Definition: The reward given if the expected action is carried out in the three part paradigm of reward schedules.
Example: receiving a level up after killing 10 orcs.
Definition: The expected action from the player in the three part paradigm of reward schedules.
Example: the player takes the action to kill 10 orcs
Definition: the timeframe and delivery mechanisms through which rewards (points, prizes, level ups) are delivered. Three main parts exist in a reward schedule; contingency, response and reinforcer.
Example: getting a level up for killing 10 orcs, clearing a row in Tetris, getting fresh crops in Farmville
Definition: A physical good (one with real value) that can be won by anyone on an ongoing basis as long as they meet some characteristic. However, that characteristic rolls from player to player.

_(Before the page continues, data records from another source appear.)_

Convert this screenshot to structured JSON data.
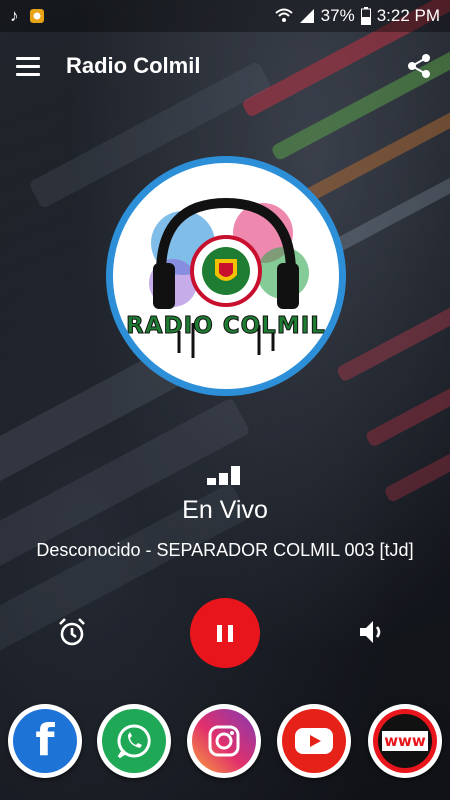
{
  "status_bar": {
    "battery": "37%",
    "time": "3:22 PM"
  },
  "app_bar": {
    "title": "Radio Colmil"
  },
  "logo": {
    "text": "RADIO COLMIL"
  },
  "player": {
    "status": "En Vivo",
    "now_playing": "Desconocido - SEPARADOR COLMIL 003 [tJd]"
  },
  "social": {
    "facebook_label": "f",
    "web_label": "www"
  },
  "colors": {
    "accent_blue": "#2d8fd8",
    "pause_red": "#e8161c",
    "facebook": "#1e73d6",
    "whatsapp": "#1fa855",
    "instagram": "#c13584",
    "youtube": "#e62117"
  }
}
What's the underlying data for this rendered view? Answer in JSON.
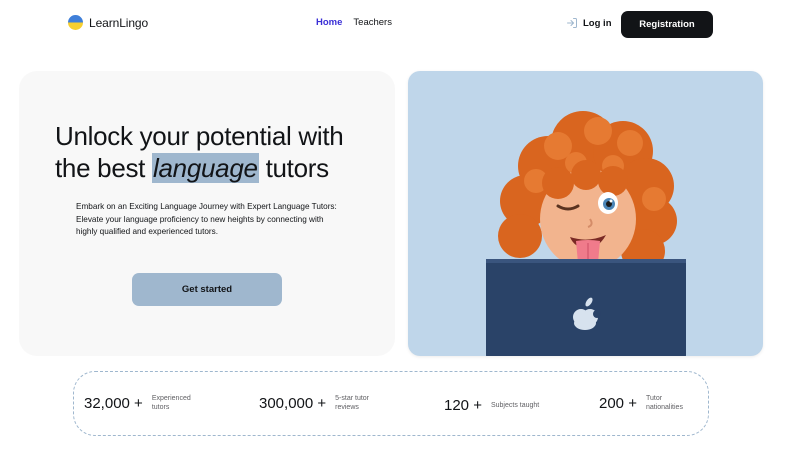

Example: top scorer deals, mayor deals
Definition: a game in which the player is presented with the illusion of choice but is actually in a situation that guides them to the desired outcome of the operator.

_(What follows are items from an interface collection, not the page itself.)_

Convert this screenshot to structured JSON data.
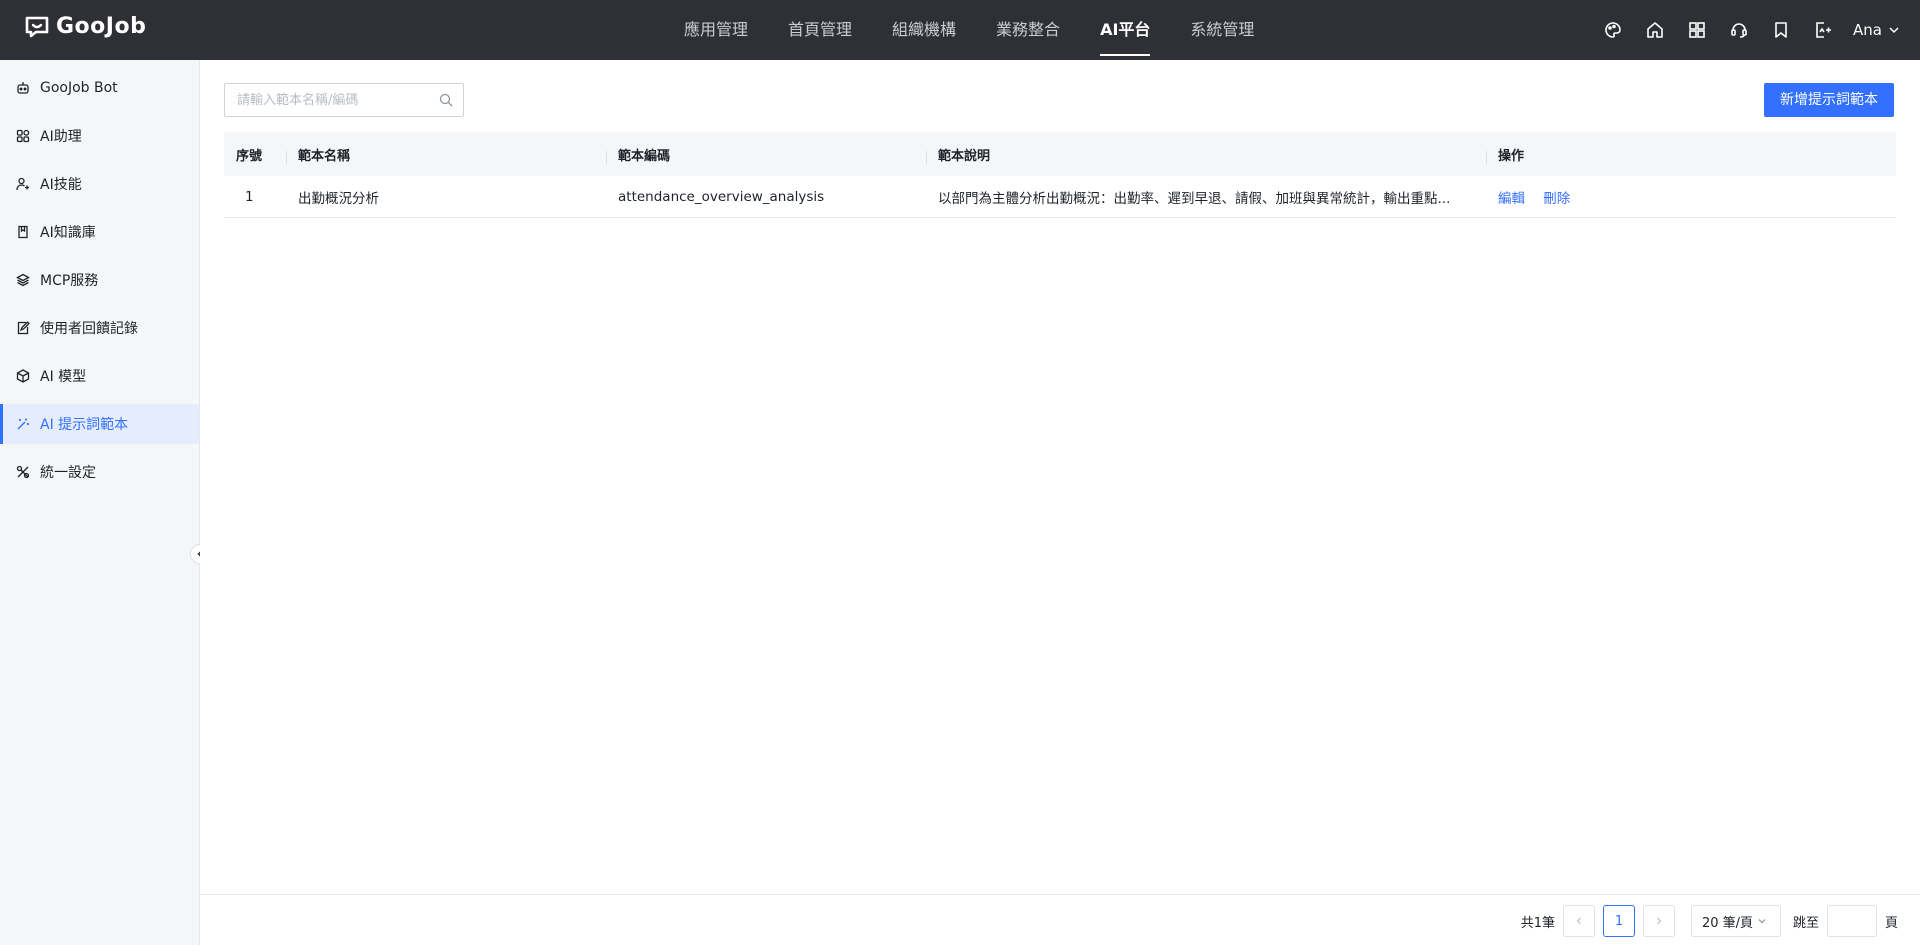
{
  "app": {
    "logo_text": "GooJob"
  },
  "nav": {
    "items": [
      "應用管理",
      "首頁管理",
      "組織機構",
      "業務整合",
      "AI平台",
      "系統管理"
    ],
    "active_index": 4
  },
  "header": {
    "user_name": "Ana"
  },
  "sidebar": {
    "items": [
      {
        "label": "GooJob Bot",
        "icon": "robot-icon"
      },
      {
        "label": "AI助理",
        "icon": "apps-icon"
      },
      {
        "label": "AI技能",
        "icon": "skill-icon"
      },
      {
        "label": "AI知識庫",
        "icon": "book-icon"
      },
      {
        "label": "MCP服務",
        "icon": "layers-icon"
      },
      {
        "label": "使用者回饋記錄",
        "icon": "feedback-icon"
      },
      {
        "label": "AI 模型",
        "icon": "cube-icon"
      },
      {
        "label": "AI 提示詞範本",
        "icon": "magic-wand-icon"
      },
      {
        "label": "統一設定",
        "icon": "tools-icon"
      }
    ],
    "active_index": 7
  },
  "toolbar": {
    "search_placeholder": "請輸入範本名稱/編碼",
    "add_button": "新增提示詞範本"
  },
  "table": {
    "columns": [
      "序號",
      "範本名稱",
      "範本編碼",
      "範本說明",
      "操作"
    ],
    "rows": [
      {
        "index": "1",
        "name": "出勤概況分析",
        "code": "attendance_overview_analysis",
        "description": "以部門為主體分析出勤概況：出勤率、遲到早退、請假、加班與異常統計，輸出重點...",
        "actions": [
          "編輯",
          "刪除"
        ]
      }
    ]
  },
  "pagination": {
    "total_text": "共1筆",
    "current_page": "1",
    "page_size": "20 筆/頁",
    "jump_label": "跳至",
    "page_suffix": "頁"
  },
  "colors": {
    "accent": "#3370ff",
    "topbar": "#2e3035",
    "sidebar_bg": "#f5f6f7"
  }
}
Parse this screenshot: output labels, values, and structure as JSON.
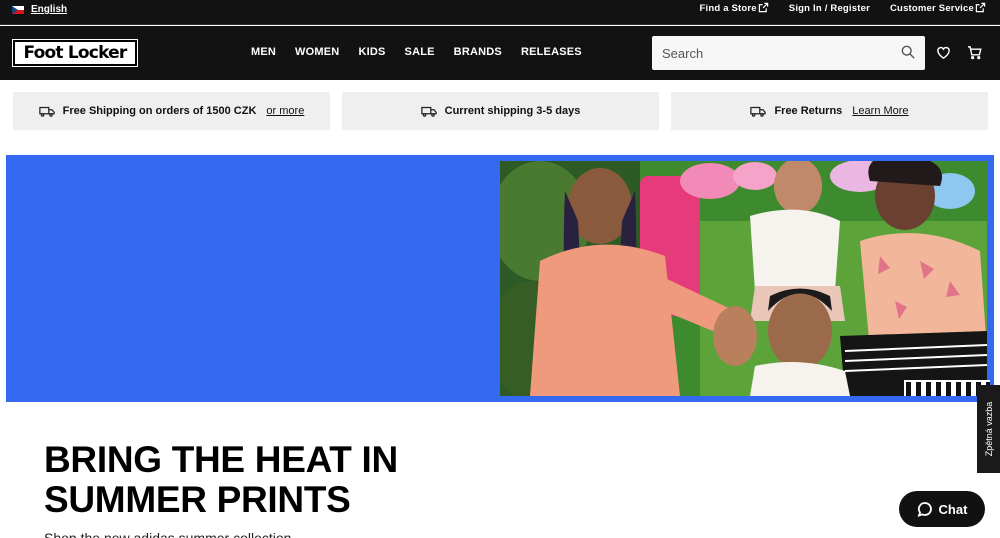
{
  "utility_bar": {
    "language": "English",
    "links": [
      {
        "label": "Find a Store",
        "external": true
      },
      {
        "label": "Sign In / Register",
        "external": false
      },
      {
        "label": "Customer Service",
        "external": true
      }
    ]
  },
  "header": {
    "logo_text": "Foot Locker",
    "nav": [
      "MEN",
      "WOMEN",
      "KIDS",
      "SALE",
      "BRANDS",
      "RELEASES"
    ],
    "search_placeholder": "Search",
    "icons": [
      "search-icon",
      "heart-icon",
      "cart-icon"
    ]
  },
  "shipping": [
    {
      "text": "Free Shipping on orders of 1500 CZK",
      "link": "or more",
      "icon": "truck-icon"
    },
    {
      "text": "Current shipping 3-5 days",
      "link": "",
      "icon": "truck-icon"
    },
    {
      "text": "Free Returns",
      "link": "Learn More",
      "icon": "truck-icon"
    }
  ],
  "hero": {
    "headline": "BRING THE HEAT IN SUMMER PRINTS",
    "subline": "Shop the new adidas summer collection"
  },
  "feedback_label": "Zpětná vazba",
  "chat_label": "Chat",
  "colors": {
    "header_bg": "#121212",
    "hero_blue": "#3469f2",
    "shipping_bg": "#efefef"
  }
}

Example: 3 Card Monty, lotteries, gambling
Definition: the idea that people like one another better after they’ve played games with them, have a higher level of trust and a great willingness to work together.
Example: From Jane McGonicgal’s TED talk where she suggests that it takes a lot of trust to play a game with someone because you need them to spend their time with you, play by the same rules, shoot for the same goals.
Definition: The rank or level of a player. Players are often motivated by trying to reach a higher level or status.
Example: white paladin level 20 in WOW.
Definition: Extreme self motivation. The desire to act immediately to tackle an obstacle combined with the belief that we have a reasonable hope of success.
Example: From Jane McGonical’s TED talk. The idea that in proper games an “epic win” or just “win” is possible and therefore always worth acting for.
Definition: Variable interval reward schedules provide a reward after a roughly consistent amount of time. This tends to create a reasonably high level of activity over time, as the player could receive a reward at any time but never the burst as created under a fixed schedule. This system is also more immune to the nadir right after the receiving of a reward, but also lacks the zenith of activity before a reward in unlocked due to high levels of ambiguity.
Example: Wait roughly 30 minutes, a new weapon appears. Check back as often as you want but that won’t speed it up. Generally players are bad at realizing that.
Definition: A variable ratio reward schedule provides rewards after a roughly consistent but unknown amount of actions. This creates a relatively high consistent rate of activity (as there could always be a reward after the next action) with a slight increase as the expected reward threshold is reached, but never the huge burst of a fixed ratio schedule. It’s also more immune to nadirs in engagement after a reward is acheived.
Example: kill something like 20 ships, get a level up. Visit a couple locations (roughly five) get a badge
Definition: A game element that requires multiple people to play (or that can be played better with multiple people)
Example: Farmville making you more successful in the game if you invite your friends, the social check-in
Definition: Digital prizes, rewards, objects found or taken within the course of a game. Often these can be traded or given away.
Example: Gowalla’s items, Facebook gifts, badges
SCVNGR is part game, part game platform. Playing SCVNGR is all about going places, doing challenges and earning points. Players discover cool new places, find fun new things to do, share their activity with friends and can even earn virtual (and sometimes real-world) rewards! Individuals and institutions can build on SCVNGR by adding custom challenges at their favorite places! Start playing SCVNGR now at http://www.scvngr.com.